» TASK TO CARRY OUT: Print out the records below with nothing altered.

[Website and app data records]

☆ ☆ ☆ ☆ ☆

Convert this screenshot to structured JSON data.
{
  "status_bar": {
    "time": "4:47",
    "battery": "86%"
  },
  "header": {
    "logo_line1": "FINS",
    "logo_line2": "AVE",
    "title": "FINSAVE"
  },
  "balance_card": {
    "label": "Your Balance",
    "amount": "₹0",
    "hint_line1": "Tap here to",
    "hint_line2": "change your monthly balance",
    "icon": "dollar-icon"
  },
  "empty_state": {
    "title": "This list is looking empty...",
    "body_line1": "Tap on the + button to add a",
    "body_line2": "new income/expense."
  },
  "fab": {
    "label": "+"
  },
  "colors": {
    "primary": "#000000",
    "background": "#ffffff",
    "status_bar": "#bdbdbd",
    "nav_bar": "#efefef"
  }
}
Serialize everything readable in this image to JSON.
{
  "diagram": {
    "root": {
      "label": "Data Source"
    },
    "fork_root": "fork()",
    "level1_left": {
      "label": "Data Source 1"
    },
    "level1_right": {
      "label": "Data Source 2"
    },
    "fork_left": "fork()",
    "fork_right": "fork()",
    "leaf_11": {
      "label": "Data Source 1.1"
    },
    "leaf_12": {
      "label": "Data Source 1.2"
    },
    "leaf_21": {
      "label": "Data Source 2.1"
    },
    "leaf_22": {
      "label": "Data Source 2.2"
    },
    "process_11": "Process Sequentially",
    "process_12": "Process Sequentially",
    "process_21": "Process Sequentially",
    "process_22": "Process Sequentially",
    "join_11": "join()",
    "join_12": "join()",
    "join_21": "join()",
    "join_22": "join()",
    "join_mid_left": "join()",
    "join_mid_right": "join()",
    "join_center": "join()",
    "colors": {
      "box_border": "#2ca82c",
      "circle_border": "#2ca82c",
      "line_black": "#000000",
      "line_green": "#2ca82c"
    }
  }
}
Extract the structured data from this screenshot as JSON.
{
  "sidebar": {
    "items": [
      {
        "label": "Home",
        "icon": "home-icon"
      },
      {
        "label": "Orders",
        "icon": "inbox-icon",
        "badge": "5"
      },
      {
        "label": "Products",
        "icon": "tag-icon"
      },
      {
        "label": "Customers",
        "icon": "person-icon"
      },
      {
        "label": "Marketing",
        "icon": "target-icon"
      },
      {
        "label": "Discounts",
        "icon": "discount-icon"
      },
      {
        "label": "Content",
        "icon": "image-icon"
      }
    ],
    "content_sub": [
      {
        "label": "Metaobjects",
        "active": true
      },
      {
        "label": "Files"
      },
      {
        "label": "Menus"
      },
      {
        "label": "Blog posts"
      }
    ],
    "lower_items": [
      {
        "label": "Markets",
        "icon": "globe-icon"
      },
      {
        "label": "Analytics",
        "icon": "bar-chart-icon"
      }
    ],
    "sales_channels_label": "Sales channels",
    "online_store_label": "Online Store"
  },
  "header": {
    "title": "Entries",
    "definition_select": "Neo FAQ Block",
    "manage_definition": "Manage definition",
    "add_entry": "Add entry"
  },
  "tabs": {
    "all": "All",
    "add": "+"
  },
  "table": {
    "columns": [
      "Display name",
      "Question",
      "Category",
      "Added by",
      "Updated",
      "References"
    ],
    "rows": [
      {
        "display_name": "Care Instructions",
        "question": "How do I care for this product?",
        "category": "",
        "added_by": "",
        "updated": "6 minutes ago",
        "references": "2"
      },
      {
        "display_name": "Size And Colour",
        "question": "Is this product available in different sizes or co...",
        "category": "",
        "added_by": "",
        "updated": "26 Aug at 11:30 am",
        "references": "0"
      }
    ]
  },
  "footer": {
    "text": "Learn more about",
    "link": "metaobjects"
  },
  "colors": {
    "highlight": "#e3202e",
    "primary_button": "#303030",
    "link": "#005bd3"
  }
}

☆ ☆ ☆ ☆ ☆

» TASK SOLUTION:
Convert this screenshot to structured JSON data.
{
  "status_bar": {
    "time": "4:47",
    "battery": "86%"
  },
  "header": {
    "logo_line1": "FINS",
    "logo_line2": "AVE",
    "title": "FINSAVE"
  },
  "balance_card": {
    "label": "Your Balance",
    "amount": "₹0",
    "hint_line1": "Tap here to",
    "hint_line2": "change your monthly balance",
    "icon": "dollar-icon"
  },
  "empty_state": {
    "title": "This list is looking empty...",
    "body_line1": "Tap on the + button to add a",
    "body_line2": "new income/expense."
  },
  "fab": {
    "label": "+"
  },
  "colors": {
    "primary": "#000000",
    "background": "#ffffff",
    "status_bar": "#bdbdbd",
    "nav_bar": "#efefef"
  }
}
Serialize everything readable in this image to JSON.
{
  "diagram": {
    "root": {
      "label": "Data Source"
    },
    "fork_root": "fork()",
    "level1_left": {
      "label": "Data Source 1"
    },
    "level1_right": {
      "label": "Data Source 2"
    },
    "fork_left": "fork()",
    "fork_right": "fork()",
    "leaf_11": {
      "label": "Data Source 1.1"
    },
    "leaf_12": {
      "label": "Data Source 1.2"
    },
    "leaf_21": {
      "label": "Data Source 2.1"
    },
    "leaf_22": {
      "label": "Data Source 2.2"
    },
    "process_11": "Process Sequentially",
    "process_12": "Process Sequentially",
    "process_21": "Process Sequentially",
    "process_22": "Process Sequentially",
    "join_11": "join()",
    "join_12": "join()",
    "join_21": "join()",
    "join_22": "join()",
    "join_mid_left": "join()",
    "join_mid_right": "join()",
    "join_center": "join()",
    "colors": {
      "box_border": "#2ca82c",
      "circle_border": "#2ca82c",
      "line_black": "#000000",
      "line_green": "#2ca82c"
    }
  }
}
Extract the structured data from this screenshot as JSON.
{
  "sidebar": {
    "items": [
      {
        "label": "Home",
        "icon": "home-icon"
      },
      {
        "label": "Orders",
        "icon": "inbox-icon",
        "badge": "5"
      },
      {
        "label": "Products",
        "icon": "tag-icon"
      },
      {
        "label": "Customers",
        "icon": "person-icon"
      },
      {
        "label": "Marketing",
        "icon": "target-icon"
      },
      {
        "label": "Discounts",
        "icon": "discount-icon"
      },
      {
        "label": "Content",
        "icon": "image-icon"
      }
    ],
    "content_sub": [
      {
        "label": "Metaobjects",
        "active": true
      },
      {
        "label": "Files"
      },
      {
        "label": "Menus"
      },
      {
        "label": "Blog posts"
      }
    ],
    "lower_items": [
      {
        "label": "Markets",
        "icon": "globe-icon"
      },
      {
        "label": "Analytics",
        "icon": "bar-chart-icon"
      }
    ],
    "sales_channels_label": "Sales channels",
    "online_store_label": "Online Store"
  },
  "header": {
    "title": "Entries",
    "definition_select": "Neo FAQ Block",
    "manage_definition": "Manage definition",
    "add_entry": "Add entry"
  },
  "tabs": {
    "all": "All",
    "add": "+"
  },
  "table": {
    "columns": [
      "Display name",
      "Question",
      "Category",
      "Added by",
      "Updated",
      "References"
    ],
    "rows": [
      {
        "display_name": "Care Instructions",
        "question": "How do I care for this product?",
        "category": "",
        "added_by": "",
        "updated": "6 minutes ago",
        "references": "2"
      },
      {
        "display_name": "Size And Colour",
        "question": "Is this product available in different sizes or co...",
        "category": "",
        "added_by": "",
        "updated": "26 Aug at 11:30 am",
        "references": "0"
      }
    ]
  },
  "footer": {
    "text": "Learn more about",
    "link": "metaobjects"
  },
  "colors": {
    "highlight": "#e3202e",
    "primary_button": "#303030",
    "link": "#005bd3"
  }
}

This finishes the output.